## Work order
None of the pictures should be copied, though every line of the listing must be printed exactly.

---

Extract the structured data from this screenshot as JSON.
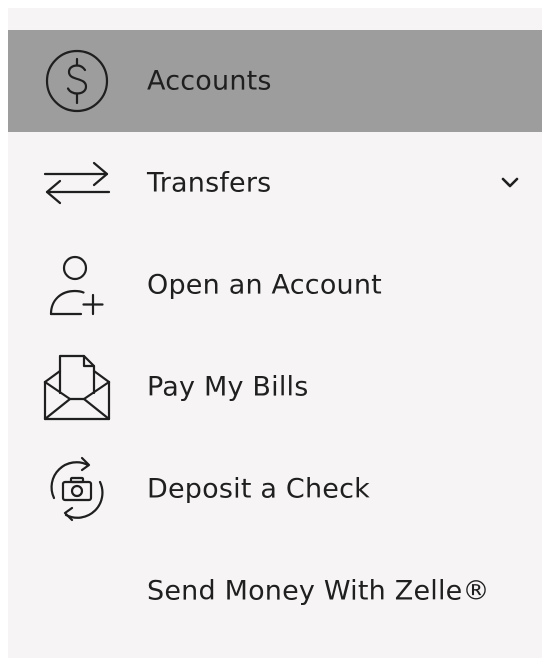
{
  "menu": {
    "items": [
      {
        "label": "Accounts",
        "icon": "dollar-circle-icon",
        "active": true
      },
      {
        "label": "Transfers",
        "icon": "transfer-arrows-icon",
        "expandable": true
      },
      {
        "label": "Open an Account",
        "icon": "add-user-icon"
      },
      {
        "label": "Pay My Bills",
        "icon": "envelope-bill-icon"
      },
      {
        "label": "Deposit a Check",
        "icon": "camera-deposit-icon"
      },
      {
        "label": "Send Money With Zelle®",
        "icon": ""
      }
    ]
  },
  "colors": {
    "menu_background": "#f6f4f4",
    "active_background": "#9d9d9d",
    "text": "#1f1f1f",
    "icon_stroke": "#1f1f1f"
  }
}
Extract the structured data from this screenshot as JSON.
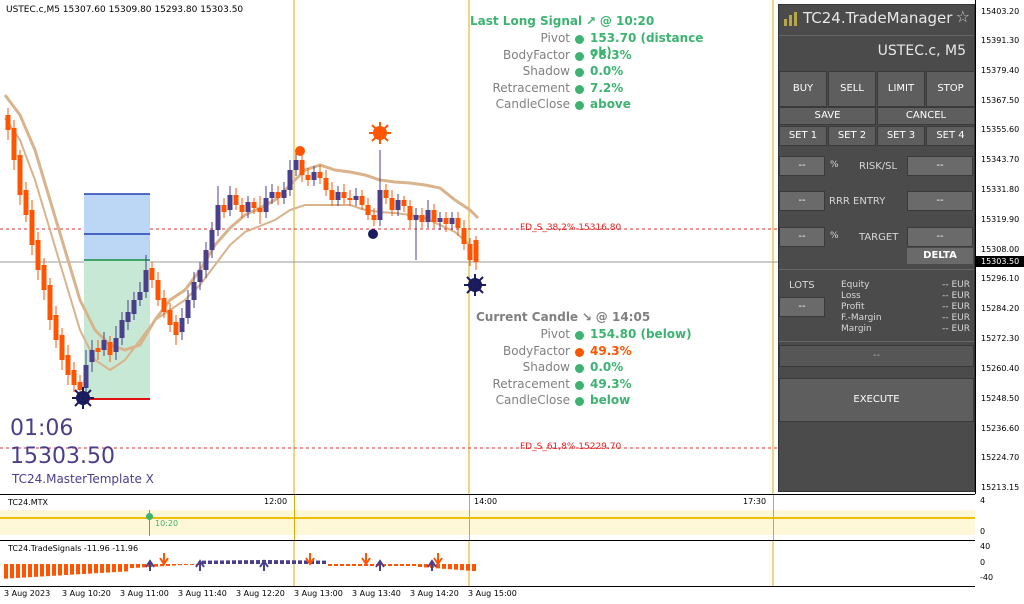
{
  "chart": {
    "symbol_header": "USTEC.c,M5   15307.60 15309.80 15293.80 15303.50",
    "price_ticks": [
      "15403.20",
      "15391.30",
      "15379.40",
      "15367.50",
      "15355.60",
      "15343.70",
      "15331.80",
      "15319.90",
      "15308.00",
      "15296.10",
      "15284.20",
      "15272.30",
      "15260.40",
      "15248.50",
      "15236.60",
      "15224.70",
      "15213.15"
    ],
    "current_price_tag": "15303.50",
    "fd_levels": [
      {
        "label": "FD_S_38,2%  15316.80"
      },
      {
        "label": "FD_S_61,8%  15229.70"
      }
    ],
    "big_time": "01:06",
    "big_price": "15303.50",
    "template_name": "TC24.MasterTemplate X",
    "candles_bullish_color": "#4a3f8a",
    "candles_bearish_color": "#ff5500",
    "ma_color": "#d9b38c"
  },
  "last_signal": {
    "header": "Last Long Signal",
    "header_arrow": "↗",
    "header_time": "@ 10:20",
    "rows": [
      {
        "label": "Pivot",
        "value": "153.70 (distance ok)",
        "status": "green"
      },
      {
        "label": "BodyFactor",
        "value": "78.3%",
        "status": "green"
      },
      {
        "label": "Shadow",
        "value": "0.0%",
        "status": "green"
      },
      {
        "label": "Retracement",
        "value": "7.2%",
        "status": "green"
      },
      {
        "label": "CandleClose",
        "value": "above",
        "status": "green"
      }
    ]
  },
  "current_candle": {
    "header": "Current Candle",
    "header_arrow": "↘",
    "header_time": "@ 14:05",
    "rows": [
      {
        "label": "Pivot",
        "value": "154.80 (below)",
        "status": "green"
      },
      {
        "label": "BodyFactor",
        "value": "49.3%",
        "status": "orange"
      },
      {
        "label": "Shadow",
        "value": "0.0%",
        "status": "green"
      },
      {
        "label": "Retracement",
        "value": "49.3%",
        "status": "green"
      },
      {
        "label": "CandleClose",
        "value": "below",
        "status": "green"
      }
    ]
  },
  "trade_manager": {
    "title": "TC24.TradeManager",
    "symbol": "USTEC.c, M5",
    "buttons": {
      "buy": "BUY",
      "sell": "SELL",
      "limit": "LIMIT",
      "stop": "STOP",
      "save": "SAVE",
      "cancel": "CANCEL",
      "set1": "SET 1",
      "set2": "SET 2",
      "set3": "SET 3",
      "set4": "SET 4",
      "execute": "EXECUTE",
      "delta": "DELTA"
    },
    "risk_sl_label": "RISK/SL",
    "rrr_entry_label": "RRR ENTRY",
    "target_label": "TARGET",
    "percent": "%",
    "placeholder": "--",
    "lots_label": "LOTS",
    "account": [
      {
        "label": "Equity",
        "value": "-- EUR"
      },
      {
        "label": "Loss",
        "value": "-- EUR"
      },
      {
        "label": "Profit",
        "value": "-- EUR"
      },
      {
        "label": "F.-Margin",
        "value": "-- EUR"
      },
      {
        "label": "Margin",
        "value": "-- EUR"
      }
    ]
  },
  "mtx_panel": {
    "title": "TC24.MTX",
    "time_labels": [
      "12:00",
      "14:00",
      "17:30"
    ],
    "signal_marker": "10:20",
    "axis": [
      "4",
      "0"
    ]
  },
  "signals_panel": {
    "title": "TC24.TradeSignals -11.96 -11.96",
    "axis": [
      "40",
      "0",
      "-40"
    ]
  },
  "time_axis": [
    "3 Aug 2023",
    "3 Aug 10:20",
    "3 Aug 11:00",
    "3 Aug 11:40",
    "3 Aug 12:20",
    "3 Aug 13:00",
    "3 Aug 13:40",
    "3 Aug 14:20",
    "3 Aug 15:00"
  ]
}
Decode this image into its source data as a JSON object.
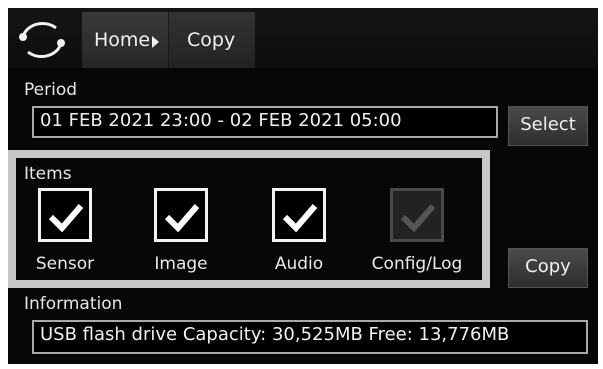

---

## Answer box
Extract the structured data from this screenshot as JSON.
{
  "menu": {
    "items": [
      {
        "label": "Accounts",
        "icon": "dollar-circle-icon",
        "active": true
      },
      {
        "label": "Transfers",
        "icon": "transfer-arrows-icon",
        "expandable": true
      },
      {
        "label": "Open an Account",
        "icon": "add-user-icon"
      },
      {
        "label": "Pay My Bills",
        "icon": "envelope-bill-icon"
      },
      {
        "label": "Deposit a Check",
        "icon": "camera-deposit-icon"
      },
      {
        "label": "Send Money With Zelle®",
        "icon": ""
      }
    ]
  },
  "colors": {
    "menu_background": "#f6f4f4",
    "active_background": "#9d9d9d",
    "text": "#1f1f1f",
    "icon_stroke": "#1f1f1f"
  }
}
Extract the structured data from this screenshot as JSON.
{
  "chart": {
    "symbol_header": "USTEC.c,M5   15307.60 15309.80 15293.80 15303.50",
    "price_ticks": [
      "15403.20",
      "15391.30",
      "15379.40",
      "15367.50",
      "15355.60",
      "15343.70",
      "15331.80",
      "15319.90",
      "15308.00",
      "15296.10",
      "15284.20",
      "15272.30",
      "15260.40",
      "15248.50",
      "15236.60",
      "15224.70",
      "15213.15"
    ],
    "current_price_tag": "15303.50",
    "fd_levels": [
      {
        "label": "FD_S_38,2%  15316.80"
      },
      {
        "label": "FD_S_61,8%  15229.70"
      }
    ],
    "big_time": "01:06",
    "big_price": "15303.50",
    "template_name": "TC24.MasterTemplate X",
    "candles_bullish_color": "#4a3f8a",
    "candles_bearish_color": "#ff5500",
    "ma_color": "#d9b38c"
  },
  "last_signal": {
    "header": "Last Long Signal",
    "header_arrow": "↗",
    "header_time": "@ 10:20",
    "rows": [
      {
        "label": "Pivot",
        "value": "153.70 (distance ok)",
        "status": "green"
      },
      {
        "label": "BodyFactor",
        "value": "78.3%",
        "status": "green"
      },
      {
        "label": "Shadow",
        "value": "0.0%",
        "status": "green"
      },
      {
        "label": "Retracement",
        "value": "7.2%",
        "status": "green"
      },
      {
        "label": "CandleClose",
        "value": "above",
        "status": "green"
      }
    ]
  },
  "current_candle": {
    "header": "Current Candle",
    "header_arrow": "↘",
    "header_time": "@ 14:05",
    "rows": [
      {
        "label": "Pivot",
        "value": "154.80 (below)",
        "status": "green"
      },
      {
        "label": "BodyFactor",
        "value": "49.3%",
        "status": "orange"
      },
      {
        "label": "Shadow",
        "value": "0.0%",
        "status": "green"
      },
      {
        "label": "Retracement",
        "value": "49.3%",
        "status": "green"
      },
      {
        "label": "CandleClose",
        "value": "below",
        "status": "green"
      }
    ]
  },
  "trade_manager": {
    "title": "TC24.TradeManager",
    "symbol": "USTEC.c, M5",
    "buttons": {
      "buy": "BUY",
      "sell": "SELL",
      "limit": "LIMIT",
      "stop": "STOP",
      "save": "SAVE",
      "cancel": "CANCEL",
      "set1": "SET 1",
      "set2": "SET 2",
      "set3": "SET 3",
      "set4": "SET 4",
      "execute": "EXECUTE",
      "delta": "DELTA"
    },
    "risk_sl_label": "RISK/SL",
    "rrr_entry_label": "RRR ENTRY",
    "target_label": "TARGET",
    "percent": "%",
    "placeholder": "--",
    "lots_label": "LOTS",
    "account": [
      {
        "label": "Equity",
        "value": "-- EUR"
      },
      {
        "label": "Loss",
        "value": "-- EUR"
      },
      {
        "label": "Profit",
        "value": "-- EUR"
      },
      {
        "label": "F.-Margin",
        "value": "-- EUR"
      },
      {
        "label": "Margin",
        "value": "-- EUR"
      }
    ]
  },
  "mtx_panel": {
    "title": "TC24.MTX",
    "time_labels": [
      "12:00",
      "14:00",
      "17:30"
    ],
    "signal_marker": "10:20",
    "axis": [
      "4",
      "0"
    ]
  },
  "signals_panel": {
    "title": "TC24.TradeSignals -11.96 -11.96",
    "axis": [
      "40",
      "0",
      "-40"
    ]
  },
  "time_axis": [
    "3 Aug 2023",
    "3 Aug 10:20",
    "3 Aug 11:00",
    "3 Aug 11:40",
    "3 Aug 12:20",
    "3 Aug 13:00",
    "3 Aug 13:40",
    "3 Aug 14:20",
    "3 Aug 15:00"
  ]
}
Decode this image into its source data as a JSON object.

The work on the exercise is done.